Air transport plays an important role in the global economy. The need for mobility is increasing globally and this will likely lead to significant growth in the air transport industry over the coming decades. The restrictions on air transport caused by the COVID-19 pandemic have been dramatic and continue to have a major impact. "However, the effect on the climate will only be minor if the air transport sector recovers within the next three to 15 years," adds Grewe. "That is why it is important to set out more ambitious climate targets for air transport now."
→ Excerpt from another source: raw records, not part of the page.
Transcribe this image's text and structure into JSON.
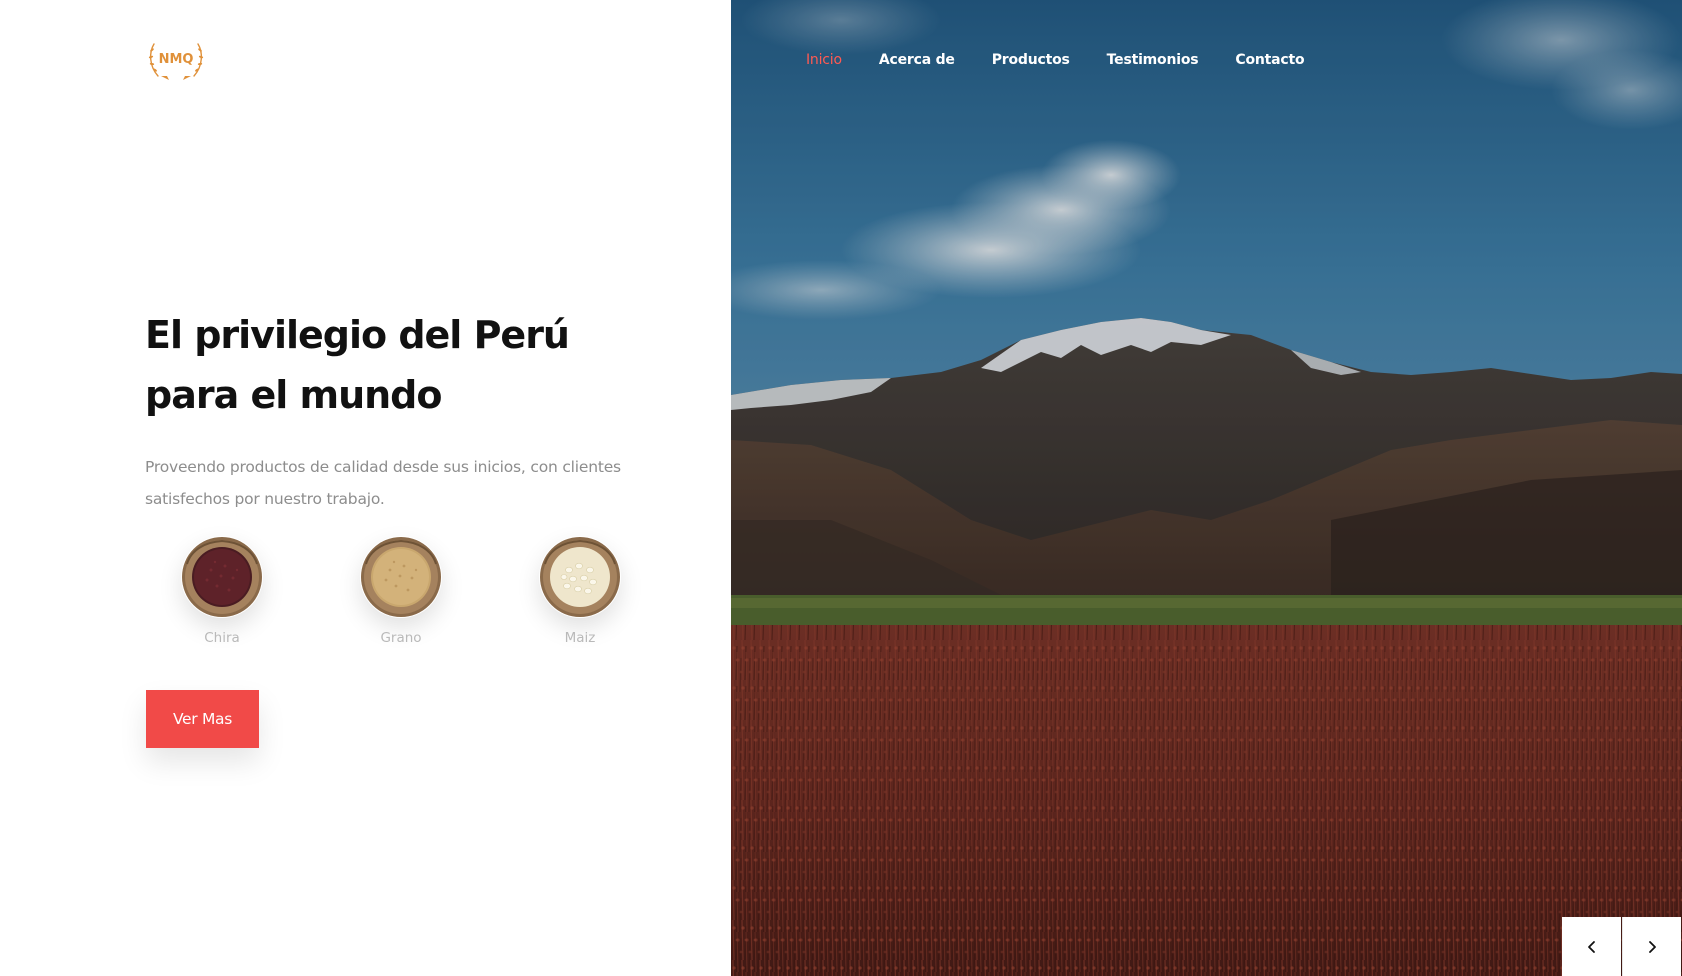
{
  "brand": {
    "logo_text": "NMQ",
    "logo_color": "#e0913a"
  },
  "nav": {
    "items": [
      {
        "label": "Inicio",
        "active": true
      },
      {
        "label": "Acerca de",
        "active": false
      },
      {
        "label": "Productos",
        "active": false
      },
      {
        "label": "Testimonios",
        "active": false
      },
      {
        "label": "Contacto",
        "active": false
      }
    ],
    "active_color": "#ff5a52"
  },
  "hero": {
    "headline_line1": "El privilegio del Perú",
    "headline_line2": "para el mundo",
    "lead_line1": "Proveendo productos de calidad desde sus inicios, con clientes",
    "lead_line2": "satisfechos por nuestro trabajo."
  },
  "products": [
    {
      "label": "Chira",
      "icon": "red-quinoa-bowl-icon"
    },
    {
      "label": "Grano",
      "icon": "grain-bowl-icon"
    },
    {
      "label": "Maiz",
      "icon": "white-corn-bowl-icon"
    }
  ],
  "cta": {
    "label": "Ver Mas",
    "color": "#f14a48"
  },
  "slider": {
    "prev_icon": "chevron-left-icon",
    "next_icon": "chevron-right-icon"
  }
}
DLR – research for climate-neutral air transport

The consequences of climate change demand action for climate-neutral air transport. This involves new technologies that will also ensure global mobility in the future. With its 25 institutes and facilities in the field of aeronautics research, DLR is driving this change forward with technologies for sustainable, environmentally compatible flight. Expertise from DLR's research programmes in space, energy and transport will also play an important role in this.

DLR has systems expertise in aeronautics research and sees itself in the role of an architect. DLR’s goal is 'emission-free air transport', in order to achieve the climate targets that have been set. In doing so, the results of research must flow directly into the development of new products.

There is a considerable need for research and development on the path to climate-compatible air transport, which requires continuous funding and support. Much of this needs to be researched at a fundamental level, tested in practice and approved. DLR can do this with large-scale facilities such as its research aircraft, propulsion demonstrators and large-scale computers. In 2020, DLR published the white paper 'Zero Emission Aviation' together with the German Aerospace Industries Association (Bundesverband der Deutschen Luft- und Raumfahrtindustrie; BDLI). DLR is currently working on a Zero Emission strategy

  • Falk Dambowsky
    Ger­man Aerospace Cen­ter (DLR)

    Com­mu­ni­ca­tions and Me­dia Re­la­tions
    Telephone: +49 2203 601-3959
    Linder Höhe
    51147 Cologne
  • Prof. Dr. Volker Grewe
    Ger­man Aerospace Cen­ter (DLR)
    In­sti­tute of At­mo­spher­ic Physics
    Münchener Straße 20
    82234 Oberpfaffenhofen


Stay up to date and sub­scribe to the DLR newslet­ter with ar­ti­cles from the DLR ed­i­to­ri­al team in Ger­man and En­glish.

Main menu